There is probably little else in life that evokes as much emotion as the thought of death. Whether thinking of our own inevitable deaths or the unfortunate deaths of others, the uncertainty surrounding “what happens next” has spawned countless Hollywood interpretations and sci-fi theories grounded in nothing other than avid imaginations.
The sci-fi suspense flick, “Source Code” with Jake Gyllenhaal follows a similar route of questioning offering an eerie interpretation of one “life after death” scenario. The protagonist, a former Colonel (Carl) stationed in Afghanistan, awakens on a train in the body of a man he’s never met (Sean), sitting in front of a woman he’s never seen, who claims to know him. Within minutes, the train explodes and the Colonel (who is now Carl, not Sean) is transported back into his body and briefed on his mission.
Throughout the movie, one is left wondering about the Colonel’s existence—is he or isn’t he alive? What about the body he inhabits for eight minutes during every recurrence? Is the “Sean vessel” alive or already dead? Amidst this confusion about mortality, the sci-fi premise surfaces with the idea that following death, every person has an eight minute window or “halo” of life that can be reassigned to another individual, alive in mind but for all intents and purposes, dead in body. Confused yet?
Once the life and death situation is somewhat cleared up, the movie becomes a straightforward suspense thriller where the audience roots for the good guy and boos for the bad guy, who is, thankfully, not your typical racially-profiled lunatic. While the movie doesn’t pretend to impart any deep or lasting moral messages, I couldn’t help but take something out of the fascinating view of death that was presented.
The fear, the apprehension, the questions, the concern and the pure ambiguity that surround death are among the greatest commonalities that connect us as humans. As a Muslim, I’m often asked about my religious views on the topic. As do the other major monotheistic religions, the Islamic view of death includes a Heaven and a Hell and a Judgment Day that precedes the Hereafter. While the issue of death is often seen as a morbid one that many people feel uncomfortable discussing, it is an inevitable reality that deserves further pondering.

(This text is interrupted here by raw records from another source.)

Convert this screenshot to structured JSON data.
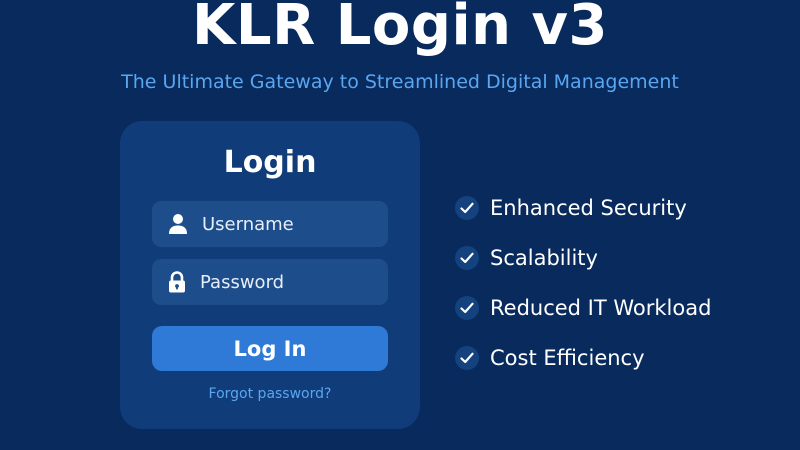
{
  "header": {
    "title": "KLR Login v3",
    "subtitle": "The Ultimate Gateway to Streamlined Digital Management"
  },
  "login_card": {
    "title": "Login",
    "username": {
      "placeholder": "Username",
      "value": "",
      "icon": "user-icon"
    },
    "password": {
      "placeholder": "Password",
      "value": "",
      "icon": "lock-icon"
    },
    "login_button_label": "Log In",
    "forgot_password_label": "Forgot password?"
  },
  "features": [
    {
      "label": "Enhanced Security",
      "icon": "check-icon"
    },
    {
      "label": "Scalability",
      "icon": "check-icon"
    },
    {
      "label": "Reduced IT Workload",
      "icon": "check-icon"
    },
    {
      "label": "Cost Efficiency",
      "icon": "check-icon"
    }
  ],
  "colors": {
    "background": "#082a5c",
    "card": "#103c79",
    "input": "#1d4d8a",
    "button": "#2f7ad6",
    "accent_text": "#5aa6f0"
  }
}
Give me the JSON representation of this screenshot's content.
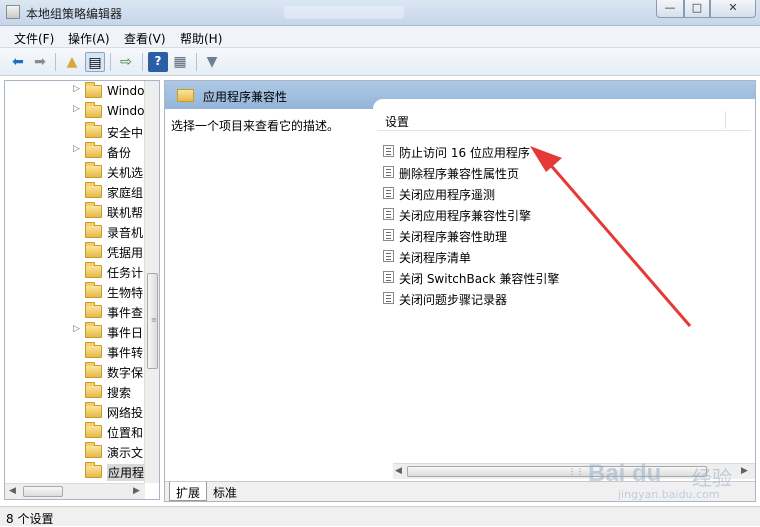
{
  "window": {
    "title": "本地组策略编辑器",
    "controls": {
      "minimize": "—",
      "maximize": "□",
      "close": "✕"
    }
  },
  "menu": [
    "文件(F)",
    "操作(A)",
    "查看(V)",
    "帮助(H)"
  ],
  "toolbar": {
    "icons": [
      "back-arrow-icon",
      "forward-arrow-icon",
      "folder-up-icon",
      "show-hide-tree-icon",
      "export-list-icon",
      "help-icon",
      "properties-icon",
      "filter-icon"
    ]
  },
  "tree": {
    "items": [
      {
        "label": "Windo",
        "expandable": true
      },
      {
        "label": "Windo",
        "expandable": true
      },
      {
        "label": "安全中",
        "expandable": false
      },
      {
        "label": "备份",
        "expandable": true
      },
      {
        "label": "关机选",
        "expandable": false
      },
      {
        "label": "家庭组",
        "expandable": false
      },
      {
        "label": "联机帮",
        "expandable": false
      },
      {
        "label": "录音机",
        "expandable": false
      },
      {
        "label": "凭据用",
        "expandable": false
      },
      {
        "label": "任务计",
        "expandable": false
      },
      {
        "label": "生物特",
        "expandable": false
      },
      {
        "label": "事件查",
        "expandable": false
      },
      {
        "label": "事件日",
        "expandable": true
      },
      {
        "label": "事件转",
        "expandable": false
      },
      {
        "label": "数字保",
        "expandable": false
      },
      {
        "label": "搜索",
        "expandable": false
      },
      {
        "label": "网络投",
        "expandable": false
      },
      {
        "label": "位置和",
        "expandable": false
      },
      {
        "label": "演示文",
        "expandable": false
      },
      {
        "label": "应用程",
        "expandable": false,
        "selected": true
      }
    ]
  },
  "content": {
    "header_title": "应用程序兼容性",
    "description": "选择一个项目来查看它的描述。",
    "column_header": "设置",
    "settings": [
      "防止访问 16 位应用程序",
      "删除程序兼容性属性页",
      "关闭应用程序遥测",
      "关闭应用程序兼容性引擎",
      "关闭程序兼容性助理",
      "关闭程序清单",
      "关闭 SwitchBack 兼容性引擎",
      "关闭问题步骤记录器"
    ]
  },
  "tabs": [
    "扩展",
    "标准"
  ],
  "status": "8 个设置",
  "watermark": {
    "brand": "Bai",
    "paw": "du",
    "cn": "经验",
    "url": "jingyan.baidu.com"
  },
  "annotation": {
    "color": "#e53935"
  }
}
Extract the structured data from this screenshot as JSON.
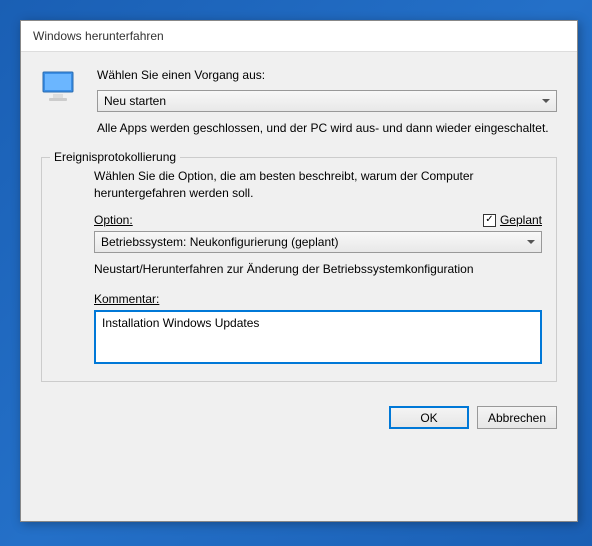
{
  "window": {
    "title": "Windows herunterfahren"
  },
  "action": {
    "prompt": "Wählen Sie einen Vorgang aus:",
    "selected": "Neu starten",
    "help": "Alle Apps werden geschlossen, und der PC wird aus- und dann wieder eingeschaltet."
  },
  "tracker": {
    "legend": "Ereignisprotokollierung",
    "desc": "Wählen Sie die Option, die am besten beschreibt, warum der Computer heruntergefahren werden soll.",
    "option_label": "Option:",
    "planned_label": "Geplant",
    "planned_checked": "✓",
    "selected_reason": "Betriebssystem: Neukonfigurierung (geplant)",
    "reason_help": "Neustart/Herunterfahren zur Änderung der Betriebssystemkonfiguration",
    "comment_label": "Kommentar:",
    "comment_value": "Installation Windows Updates"
  },
  "buttons": {
    "ok": "OK",
    "cancel": "Abbrechen"
  }
}
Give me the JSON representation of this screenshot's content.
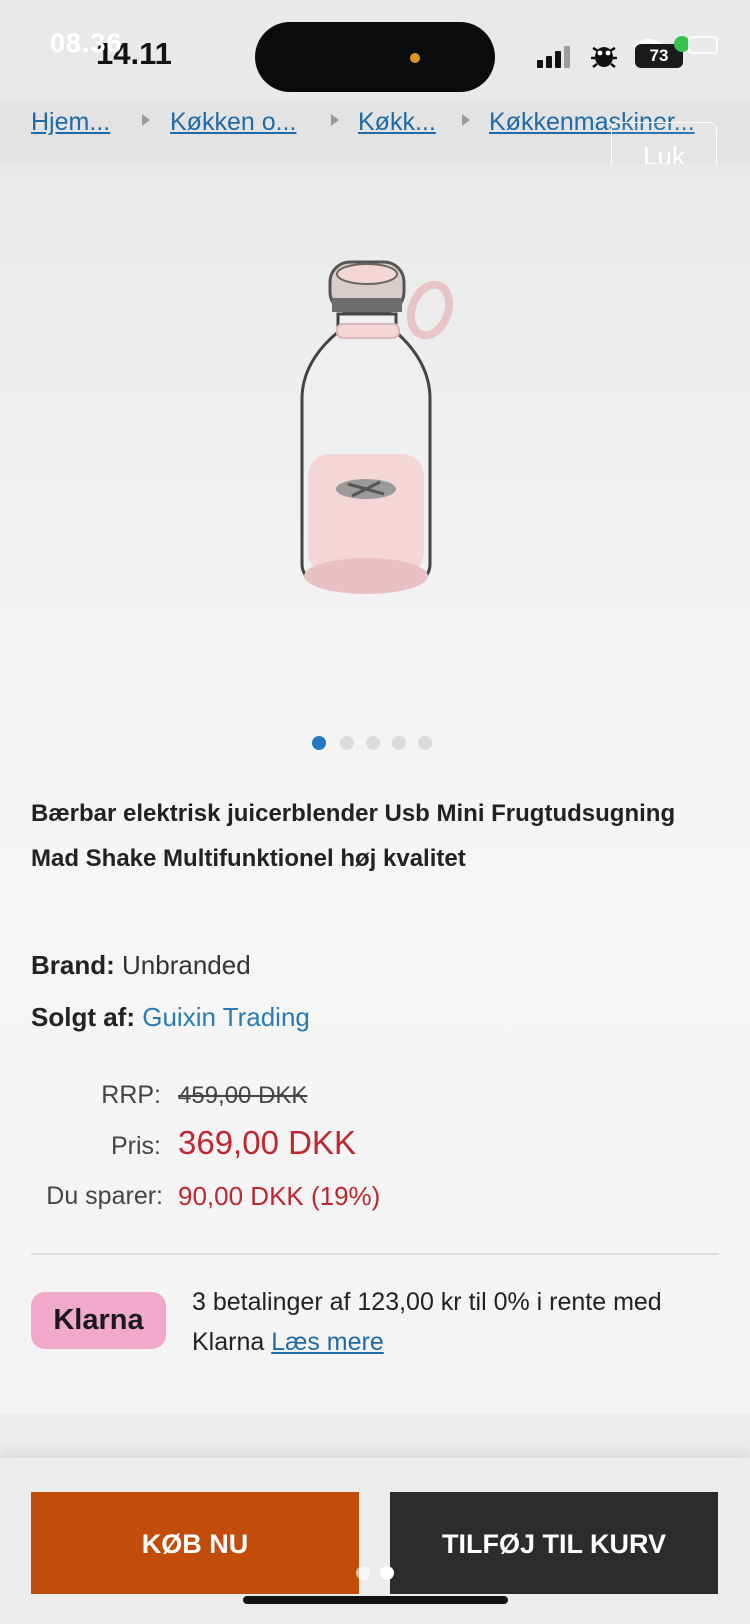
{
  "status": {
    "time_overlay": "08.36",
    "time": "14.11",
    "battery": "73"
  },
  "breadcrumb": [
    "Hjem...",
    "Køkken o...",
    "Køkk...",
    "Køkkenmaskiner..."
  ],
  "close_label": "Luk",
  "product": {
    "title": "Bærbar elektrisk juicerblender Usb Mini Frugtudsugning Mad Shake Multifunktionel høj kvalitet",
    "brand_label": "Brand:",
    "brand": "Unbranded",
    "seller_label": "Solgt af:",
    "seller": "Guixin Trading",
    "image_count": 5,
    "active_image": 1
  },
  "pricing": {
    "rrp_label": "RRP:",
    "rrp": "459,00 DKK",
    "price_label": "Pris:",
    "price": "369,00 DKK",
    "save_label": "Du sparer:",
    "save": "90,00 DKK (19%)"
  },
  "klarna": {
    "badge": "Klarna",
    "text": "3 betalinger af 123,00 kr til 0% i rente med Klarna",
    "link": "Læs mere"
  },
  "actions": {
    "buy": "KØB NU",
    "add_to_cart": "TILFØJ TIL KURV"
  },
  "colors": {
    "accent_link": "#1f6aa8",
    "price_red": "#c0262e",
    "buy_orange": "#c24d0a",
    "cart_dark": "#2b2c2e",
    "klarna_pink": "#f1a9c9"
  }
}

Muslims strive to live each day in preparation for a “forever” afterlife with loved ones. This makes “morbid” thoughts more bearable with the conviction that something more has to follow this brief life. Unfaltering faith in something greater than us humans is helpful in reconciling any doubts about death.
Knowing with full confidence that there is something bigger that connects us all--something greater that holds sway over our lives-- helps somehow ease the impermanence of earth. An inherent belief in life after death creates significance in the lasting marks that we might leave on others and provides a form of reassurance that our “halo” will continue to glow for longer than the movie’s proposed eight minutes. In the end, we can only hope that long after we are gone, we’ll be remembered for whatever legacy we have left behind—forever kept alive in the hearts of people we’ve touched and in the minds of people we’ve known.--Suzy Ismail